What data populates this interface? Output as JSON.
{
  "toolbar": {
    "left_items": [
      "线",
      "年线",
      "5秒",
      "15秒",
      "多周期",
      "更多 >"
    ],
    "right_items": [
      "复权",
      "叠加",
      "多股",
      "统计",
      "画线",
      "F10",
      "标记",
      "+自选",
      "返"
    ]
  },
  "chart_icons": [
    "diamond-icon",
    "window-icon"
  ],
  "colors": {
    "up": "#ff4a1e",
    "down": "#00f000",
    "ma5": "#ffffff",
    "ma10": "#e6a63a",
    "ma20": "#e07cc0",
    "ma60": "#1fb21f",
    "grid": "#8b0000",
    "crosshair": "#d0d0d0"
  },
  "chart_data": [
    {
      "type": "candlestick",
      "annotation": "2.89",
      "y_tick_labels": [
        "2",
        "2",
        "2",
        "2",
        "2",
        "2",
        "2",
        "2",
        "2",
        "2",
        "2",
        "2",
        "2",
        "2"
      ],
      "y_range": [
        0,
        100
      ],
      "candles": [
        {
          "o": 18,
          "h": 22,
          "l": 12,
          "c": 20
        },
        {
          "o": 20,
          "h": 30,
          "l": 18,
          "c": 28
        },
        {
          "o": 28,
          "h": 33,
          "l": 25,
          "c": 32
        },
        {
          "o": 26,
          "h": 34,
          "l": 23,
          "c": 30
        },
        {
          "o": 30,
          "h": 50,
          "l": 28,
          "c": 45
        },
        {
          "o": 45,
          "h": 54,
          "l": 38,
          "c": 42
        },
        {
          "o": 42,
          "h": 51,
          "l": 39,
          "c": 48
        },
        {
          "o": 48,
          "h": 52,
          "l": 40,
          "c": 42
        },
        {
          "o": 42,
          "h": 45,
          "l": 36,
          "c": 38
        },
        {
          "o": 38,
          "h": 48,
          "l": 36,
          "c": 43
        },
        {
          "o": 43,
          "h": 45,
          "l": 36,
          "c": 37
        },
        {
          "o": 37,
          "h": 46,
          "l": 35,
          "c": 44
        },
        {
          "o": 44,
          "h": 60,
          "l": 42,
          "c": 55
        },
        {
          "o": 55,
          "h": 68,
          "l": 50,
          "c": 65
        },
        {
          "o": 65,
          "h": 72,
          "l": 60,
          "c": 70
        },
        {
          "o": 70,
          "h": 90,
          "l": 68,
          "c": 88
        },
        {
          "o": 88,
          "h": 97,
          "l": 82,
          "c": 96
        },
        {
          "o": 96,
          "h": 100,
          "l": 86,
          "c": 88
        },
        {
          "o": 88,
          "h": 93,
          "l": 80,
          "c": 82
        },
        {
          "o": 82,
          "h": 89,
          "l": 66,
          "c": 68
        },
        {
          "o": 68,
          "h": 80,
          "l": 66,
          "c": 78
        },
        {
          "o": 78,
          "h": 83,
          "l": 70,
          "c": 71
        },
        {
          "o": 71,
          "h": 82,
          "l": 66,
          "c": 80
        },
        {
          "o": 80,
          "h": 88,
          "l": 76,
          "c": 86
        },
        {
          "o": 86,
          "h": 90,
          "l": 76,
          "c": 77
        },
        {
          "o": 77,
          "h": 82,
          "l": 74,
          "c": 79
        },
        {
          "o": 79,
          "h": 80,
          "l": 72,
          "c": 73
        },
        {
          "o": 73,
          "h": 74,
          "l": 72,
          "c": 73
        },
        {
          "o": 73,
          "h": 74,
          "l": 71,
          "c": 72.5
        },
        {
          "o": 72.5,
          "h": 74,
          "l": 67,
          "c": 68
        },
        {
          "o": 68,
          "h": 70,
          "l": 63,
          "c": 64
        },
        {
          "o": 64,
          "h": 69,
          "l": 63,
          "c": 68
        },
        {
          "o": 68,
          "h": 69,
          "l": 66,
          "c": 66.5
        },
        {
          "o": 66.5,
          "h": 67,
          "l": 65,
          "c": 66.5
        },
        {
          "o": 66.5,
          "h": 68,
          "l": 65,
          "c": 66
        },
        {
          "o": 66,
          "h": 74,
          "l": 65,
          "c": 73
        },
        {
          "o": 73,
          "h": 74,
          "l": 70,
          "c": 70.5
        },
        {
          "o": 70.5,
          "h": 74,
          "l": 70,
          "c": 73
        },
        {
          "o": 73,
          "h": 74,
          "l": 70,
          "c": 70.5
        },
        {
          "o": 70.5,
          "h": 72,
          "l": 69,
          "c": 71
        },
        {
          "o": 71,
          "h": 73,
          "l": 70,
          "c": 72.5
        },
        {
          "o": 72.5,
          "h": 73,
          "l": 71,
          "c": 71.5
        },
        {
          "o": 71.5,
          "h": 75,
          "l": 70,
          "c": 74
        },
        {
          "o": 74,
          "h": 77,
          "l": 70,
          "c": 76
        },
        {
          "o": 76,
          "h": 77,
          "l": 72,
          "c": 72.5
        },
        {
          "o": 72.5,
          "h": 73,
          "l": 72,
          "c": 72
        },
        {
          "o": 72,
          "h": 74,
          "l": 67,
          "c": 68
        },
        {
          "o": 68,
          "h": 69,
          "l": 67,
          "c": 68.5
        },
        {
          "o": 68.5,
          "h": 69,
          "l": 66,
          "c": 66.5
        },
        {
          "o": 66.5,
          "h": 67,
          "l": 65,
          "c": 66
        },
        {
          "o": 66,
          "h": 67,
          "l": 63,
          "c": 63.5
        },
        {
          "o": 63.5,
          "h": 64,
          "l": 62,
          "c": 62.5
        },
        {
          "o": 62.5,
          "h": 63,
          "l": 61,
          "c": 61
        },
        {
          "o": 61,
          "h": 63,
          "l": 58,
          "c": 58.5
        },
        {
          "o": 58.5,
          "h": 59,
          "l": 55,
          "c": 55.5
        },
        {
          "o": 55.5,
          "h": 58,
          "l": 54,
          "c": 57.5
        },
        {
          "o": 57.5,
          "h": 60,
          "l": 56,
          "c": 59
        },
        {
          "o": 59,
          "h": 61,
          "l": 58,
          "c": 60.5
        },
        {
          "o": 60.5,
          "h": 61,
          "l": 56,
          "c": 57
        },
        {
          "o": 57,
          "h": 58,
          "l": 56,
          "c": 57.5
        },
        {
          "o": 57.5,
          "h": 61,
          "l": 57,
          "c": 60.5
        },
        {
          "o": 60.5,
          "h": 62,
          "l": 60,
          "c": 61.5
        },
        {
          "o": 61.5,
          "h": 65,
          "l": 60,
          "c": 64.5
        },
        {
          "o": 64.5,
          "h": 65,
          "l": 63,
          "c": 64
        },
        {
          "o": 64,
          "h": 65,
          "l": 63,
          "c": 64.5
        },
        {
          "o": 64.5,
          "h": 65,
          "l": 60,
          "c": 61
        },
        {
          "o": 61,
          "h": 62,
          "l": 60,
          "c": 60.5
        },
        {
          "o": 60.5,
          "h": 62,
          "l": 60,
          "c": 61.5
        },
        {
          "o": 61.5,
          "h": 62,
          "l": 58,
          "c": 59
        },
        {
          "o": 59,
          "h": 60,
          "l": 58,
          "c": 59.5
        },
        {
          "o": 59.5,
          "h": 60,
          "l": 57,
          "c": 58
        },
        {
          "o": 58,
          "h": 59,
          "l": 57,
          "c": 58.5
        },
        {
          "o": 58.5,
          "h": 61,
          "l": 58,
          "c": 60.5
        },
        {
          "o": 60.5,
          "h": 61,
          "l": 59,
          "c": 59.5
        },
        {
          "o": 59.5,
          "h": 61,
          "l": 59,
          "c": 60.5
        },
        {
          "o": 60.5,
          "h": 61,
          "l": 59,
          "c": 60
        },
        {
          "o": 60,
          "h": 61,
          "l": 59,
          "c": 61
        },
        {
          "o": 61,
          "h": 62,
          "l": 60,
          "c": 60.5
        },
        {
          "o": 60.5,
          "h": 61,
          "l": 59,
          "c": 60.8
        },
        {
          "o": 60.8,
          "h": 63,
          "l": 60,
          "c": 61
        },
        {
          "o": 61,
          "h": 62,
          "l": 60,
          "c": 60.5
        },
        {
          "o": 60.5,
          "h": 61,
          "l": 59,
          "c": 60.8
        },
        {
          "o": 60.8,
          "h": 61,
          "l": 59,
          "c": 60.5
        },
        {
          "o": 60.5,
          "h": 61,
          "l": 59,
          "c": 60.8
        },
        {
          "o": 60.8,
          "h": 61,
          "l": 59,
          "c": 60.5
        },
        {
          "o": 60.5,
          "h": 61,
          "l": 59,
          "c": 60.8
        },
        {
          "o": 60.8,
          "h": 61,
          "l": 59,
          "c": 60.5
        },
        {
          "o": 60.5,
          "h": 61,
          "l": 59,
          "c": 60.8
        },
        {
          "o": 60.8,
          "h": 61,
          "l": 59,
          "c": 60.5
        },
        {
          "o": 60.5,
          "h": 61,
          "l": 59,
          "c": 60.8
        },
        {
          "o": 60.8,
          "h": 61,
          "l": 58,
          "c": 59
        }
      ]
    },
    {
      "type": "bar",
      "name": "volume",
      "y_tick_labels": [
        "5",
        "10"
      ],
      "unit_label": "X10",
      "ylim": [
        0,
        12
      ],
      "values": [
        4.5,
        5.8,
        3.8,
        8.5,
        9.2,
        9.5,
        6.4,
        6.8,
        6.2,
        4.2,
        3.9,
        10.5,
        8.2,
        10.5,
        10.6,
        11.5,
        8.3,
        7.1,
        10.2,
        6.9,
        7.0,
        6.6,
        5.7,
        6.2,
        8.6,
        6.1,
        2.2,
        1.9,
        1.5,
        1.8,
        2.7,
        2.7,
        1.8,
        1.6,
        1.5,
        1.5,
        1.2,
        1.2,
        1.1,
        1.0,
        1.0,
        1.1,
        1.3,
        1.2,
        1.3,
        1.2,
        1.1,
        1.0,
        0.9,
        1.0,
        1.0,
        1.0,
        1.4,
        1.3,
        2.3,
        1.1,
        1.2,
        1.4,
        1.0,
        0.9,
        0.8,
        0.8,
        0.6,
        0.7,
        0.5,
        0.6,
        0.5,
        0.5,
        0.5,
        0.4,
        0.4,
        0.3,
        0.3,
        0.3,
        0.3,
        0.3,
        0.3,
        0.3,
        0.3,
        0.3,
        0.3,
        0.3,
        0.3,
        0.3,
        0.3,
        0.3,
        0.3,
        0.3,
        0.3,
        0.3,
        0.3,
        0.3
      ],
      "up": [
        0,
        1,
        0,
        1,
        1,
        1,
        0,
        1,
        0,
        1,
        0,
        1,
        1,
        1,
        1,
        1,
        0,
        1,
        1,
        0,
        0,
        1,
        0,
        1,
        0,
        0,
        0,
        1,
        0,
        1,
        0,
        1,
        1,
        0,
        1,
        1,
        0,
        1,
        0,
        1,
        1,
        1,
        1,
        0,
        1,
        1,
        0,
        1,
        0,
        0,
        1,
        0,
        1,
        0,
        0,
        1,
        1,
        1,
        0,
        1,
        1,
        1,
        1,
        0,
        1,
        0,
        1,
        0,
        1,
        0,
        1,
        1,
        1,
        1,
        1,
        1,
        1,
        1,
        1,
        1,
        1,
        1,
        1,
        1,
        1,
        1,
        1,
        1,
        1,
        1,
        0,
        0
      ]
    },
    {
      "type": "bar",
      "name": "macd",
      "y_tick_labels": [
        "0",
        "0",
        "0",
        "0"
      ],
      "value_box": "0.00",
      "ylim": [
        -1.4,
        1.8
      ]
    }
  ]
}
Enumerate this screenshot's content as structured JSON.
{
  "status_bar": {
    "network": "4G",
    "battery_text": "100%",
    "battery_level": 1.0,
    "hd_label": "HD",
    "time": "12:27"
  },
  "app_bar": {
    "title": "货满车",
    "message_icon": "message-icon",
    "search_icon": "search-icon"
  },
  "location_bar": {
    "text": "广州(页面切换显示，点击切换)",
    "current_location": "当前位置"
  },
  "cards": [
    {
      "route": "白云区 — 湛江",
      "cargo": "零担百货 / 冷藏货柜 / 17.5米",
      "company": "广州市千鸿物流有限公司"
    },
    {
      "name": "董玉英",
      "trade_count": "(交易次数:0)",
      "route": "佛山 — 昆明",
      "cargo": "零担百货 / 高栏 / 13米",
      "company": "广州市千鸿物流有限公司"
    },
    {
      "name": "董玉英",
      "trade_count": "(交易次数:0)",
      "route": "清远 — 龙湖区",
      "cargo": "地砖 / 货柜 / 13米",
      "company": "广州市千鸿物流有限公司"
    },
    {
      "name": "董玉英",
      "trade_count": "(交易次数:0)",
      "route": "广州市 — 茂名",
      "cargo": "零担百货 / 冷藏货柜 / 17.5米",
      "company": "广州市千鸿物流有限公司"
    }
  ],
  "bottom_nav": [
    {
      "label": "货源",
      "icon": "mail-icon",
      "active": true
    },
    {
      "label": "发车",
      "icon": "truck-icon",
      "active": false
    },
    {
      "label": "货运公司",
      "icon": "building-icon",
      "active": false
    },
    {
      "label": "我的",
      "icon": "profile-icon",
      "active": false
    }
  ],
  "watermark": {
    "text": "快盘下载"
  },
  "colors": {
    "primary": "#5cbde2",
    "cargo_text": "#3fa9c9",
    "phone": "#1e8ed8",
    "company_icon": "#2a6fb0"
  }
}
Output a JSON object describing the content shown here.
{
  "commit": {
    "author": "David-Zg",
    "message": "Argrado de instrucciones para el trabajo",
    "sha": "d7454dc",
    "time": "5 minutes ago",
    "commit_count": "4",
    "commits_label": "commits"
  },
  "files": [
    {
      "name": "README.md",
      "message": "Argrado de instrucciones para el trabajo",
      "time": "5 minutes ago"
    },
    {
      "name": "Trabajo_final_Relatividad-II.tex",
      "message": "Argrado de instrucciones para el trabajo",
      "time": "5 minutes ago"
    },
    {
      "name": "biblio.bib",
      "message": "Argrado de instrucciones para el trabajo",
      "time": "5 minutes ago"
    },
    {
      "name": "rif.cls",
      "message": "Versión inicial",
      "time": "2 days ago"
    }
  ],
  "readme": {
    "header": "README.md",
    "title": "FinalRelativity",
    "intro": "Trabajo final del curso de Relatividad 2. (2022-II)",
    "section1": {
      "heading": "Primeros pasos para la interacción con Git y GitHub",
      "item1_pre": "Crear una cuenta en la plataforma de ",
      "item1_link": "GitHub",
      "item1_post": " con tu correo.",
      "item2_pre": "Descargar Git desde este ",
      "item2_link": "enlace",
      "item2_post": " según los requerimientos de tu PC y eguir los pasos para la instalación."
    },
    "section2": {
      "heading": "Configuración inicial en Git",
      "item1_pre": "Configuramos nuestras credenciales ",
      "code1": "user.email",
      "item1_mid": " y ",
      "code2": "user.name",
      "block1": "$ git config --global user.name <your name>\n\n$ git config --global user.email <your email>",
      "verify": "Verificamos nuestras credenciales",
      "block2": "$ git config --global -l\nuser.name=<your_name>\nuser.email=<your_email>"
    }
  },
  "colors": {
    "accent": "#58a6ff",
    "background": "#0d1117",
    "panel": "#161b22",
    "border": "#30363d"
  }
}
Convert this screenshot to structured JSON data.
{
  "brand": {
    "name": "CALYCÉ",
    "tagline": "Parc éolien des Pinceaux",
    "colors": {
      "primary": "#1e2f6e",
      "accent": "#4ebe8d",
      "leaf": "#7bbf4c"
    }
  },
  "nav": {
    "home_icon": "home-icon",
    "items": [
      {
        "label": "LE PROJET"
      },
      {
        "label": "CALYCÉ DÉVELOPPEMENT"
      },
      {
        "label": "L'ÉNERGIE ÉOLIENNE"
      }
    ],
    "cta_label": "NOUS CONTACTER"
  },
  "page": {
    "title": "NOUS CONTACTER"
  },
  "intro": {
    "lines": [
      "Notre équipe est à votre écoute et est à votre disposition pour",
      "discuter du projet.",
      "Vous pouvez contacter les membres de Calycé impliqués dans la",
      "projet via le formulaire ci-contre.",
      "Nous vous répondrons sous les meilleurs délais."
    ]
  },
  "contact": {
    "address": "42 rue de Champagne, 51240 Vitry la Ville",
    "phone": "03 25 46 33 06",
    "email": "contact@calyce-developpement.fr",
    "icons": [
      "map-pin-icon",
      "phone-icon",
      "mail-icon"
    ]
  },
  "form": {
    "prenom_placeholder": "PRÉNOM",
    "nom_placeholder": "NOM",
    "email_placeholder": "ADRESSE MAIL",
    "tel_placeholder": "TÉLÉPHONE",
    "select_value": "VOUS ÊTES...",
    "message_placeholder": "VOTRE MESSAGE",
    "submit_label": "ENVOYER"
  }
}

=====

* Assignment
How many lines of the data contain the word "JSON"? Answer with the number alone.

* Written response
4